In the new Cluny Media edition of Mr. Blue, Mirarchi provides his own introduction—with some spoilers (first time readers may want to return to the introduction after a first read of the book) and some biography and historical context on Connolly. Mirarchi also dons his professor of literature tam in the introduction, commenting on “Literary Technique in Mr. Blue”, which is itself a wonderful description of how Catholic authors can, through their work, make readers “more aware of the strange and tender God Who by His birth and life and death has given individual birthing life and death, no matter how obscure and drab and common, a radiant and prevailing glory and an everlasting importance.” (quoted in Mirarchi, XXVI)
The notes are extensive, totaling 70-plus pages, but never overly scholarly or unnecessary.

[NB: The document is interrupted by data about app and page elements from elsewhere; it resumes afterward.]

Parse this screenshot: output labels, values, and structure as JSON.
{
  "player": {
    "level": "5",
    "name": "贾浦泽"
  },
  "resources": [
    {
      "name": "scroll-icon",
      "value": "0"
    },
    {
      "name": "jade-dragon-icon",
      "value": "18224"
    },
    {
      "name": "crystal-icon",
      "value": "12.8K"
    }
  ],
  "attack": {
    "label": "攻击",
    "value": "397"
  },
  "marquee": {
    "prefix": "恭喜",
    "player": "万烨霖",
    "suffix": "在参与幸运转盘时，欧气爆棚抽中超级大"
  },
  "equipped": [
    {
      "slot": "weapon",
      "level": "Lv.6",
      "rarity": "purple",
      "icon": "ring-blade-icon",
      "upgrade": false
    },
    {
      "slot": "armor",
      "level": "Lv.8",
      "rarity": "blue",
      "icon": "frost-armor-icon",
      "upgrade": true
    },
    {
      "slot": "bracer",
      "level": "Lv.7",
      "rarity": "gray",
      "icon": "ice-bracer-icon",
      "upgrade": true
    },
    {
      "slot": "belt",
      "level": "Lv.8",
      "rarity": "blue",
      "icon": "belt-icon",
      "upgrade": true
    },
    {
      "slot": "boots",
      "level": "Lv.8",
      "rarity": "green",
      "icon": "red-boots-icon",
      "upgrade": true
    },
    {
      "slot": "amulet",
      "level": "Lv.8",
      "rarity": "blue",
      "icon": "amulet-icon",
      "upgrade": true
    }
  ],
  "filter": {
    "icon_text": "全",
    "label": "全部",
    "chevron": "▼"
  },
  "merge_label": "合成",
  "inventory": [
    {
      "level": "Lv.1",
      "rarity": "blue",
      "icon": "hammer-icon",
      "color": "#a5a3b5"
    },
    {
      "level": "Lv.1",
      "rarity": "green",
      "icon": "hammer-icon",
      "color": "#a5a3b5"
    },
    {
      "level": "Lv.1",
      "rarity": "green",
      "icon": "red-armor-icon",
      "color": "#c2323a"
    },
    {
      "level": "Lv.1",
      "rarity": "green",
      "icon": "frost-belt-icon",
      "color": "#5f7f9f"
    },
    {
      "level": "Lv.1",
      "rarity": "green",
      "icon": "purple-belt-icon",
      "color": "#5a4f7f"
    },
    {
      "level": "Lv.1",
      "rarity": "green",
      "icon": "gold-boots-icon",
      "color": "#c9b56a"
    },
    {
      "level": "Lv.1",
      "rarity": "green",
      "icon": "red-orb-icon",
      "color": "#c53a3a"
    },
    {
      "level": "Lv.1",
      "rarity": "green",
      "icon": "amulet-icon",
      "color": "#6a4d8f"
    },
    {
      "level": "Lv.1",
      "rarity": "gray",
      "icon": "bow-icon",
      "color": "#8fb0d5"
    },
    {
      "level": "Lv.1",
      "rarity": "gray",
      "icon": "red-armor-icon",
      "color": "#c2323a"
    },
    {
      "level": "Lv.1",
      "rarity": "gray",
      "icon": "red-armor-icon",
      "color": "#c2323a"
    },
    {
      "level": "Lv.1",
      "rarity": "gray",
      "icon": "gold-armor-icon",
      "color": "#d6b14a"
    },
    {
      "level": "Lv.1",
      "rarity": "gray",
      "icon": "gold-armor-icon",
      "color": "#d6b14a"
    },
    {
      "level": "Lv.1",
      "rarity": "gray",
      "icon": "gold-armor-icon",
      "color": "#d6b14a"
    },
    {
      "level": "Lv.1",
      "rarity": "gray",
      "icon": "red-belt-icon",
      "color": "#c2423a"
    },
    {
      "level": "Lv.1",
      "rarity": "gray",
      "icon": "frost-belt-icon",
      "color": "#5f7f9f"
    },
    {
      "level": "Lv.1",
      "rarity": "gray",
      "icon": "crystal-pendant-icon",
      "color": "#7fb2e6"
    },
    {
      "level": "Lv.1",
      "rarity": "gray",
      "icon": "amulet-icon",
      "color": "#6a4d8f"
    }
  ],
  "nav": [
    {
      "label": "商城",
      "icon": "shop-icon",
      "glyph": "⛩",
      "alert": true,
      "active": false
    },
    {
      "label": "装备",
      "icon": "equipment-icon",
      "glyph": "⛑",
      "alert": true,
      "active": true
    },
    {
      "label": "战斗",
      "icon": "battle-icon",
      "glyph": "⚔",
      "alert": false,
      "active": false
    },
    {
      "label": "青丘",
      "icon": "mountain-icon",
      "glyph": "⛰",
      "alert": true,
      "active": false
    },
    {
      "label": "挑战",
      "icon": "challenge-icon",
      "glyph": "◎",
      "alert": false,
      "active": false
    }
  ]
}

They offer historical, theological, and literary insights that would be easy to miss otherwise and that reveal the deep beauty and Catholic vision in Mr. Blue. Mirarchi also lets us in on his own research, including a bibliography for further reading and study. Mirarchi’s annotated Cluny Media edition is an excellent version of this thoroughly Catholic classic for both personal and classroom reading.
“The world will never be starved for a want of wonders, only a want of wonder” said Chesterton, who Connolly admits had a significant influence on his own writing. If there’s anything post-modern education needs, it’s a spirit of wonder. Mr. Blue should once again be required reading in high school and college classrooms to recapture the wonder and the joy that comes from living a life of service and surrender, the kind of sleeping on the roof, everyone is my brother, God is right here right now joy that makes Blue so strange and so winsome.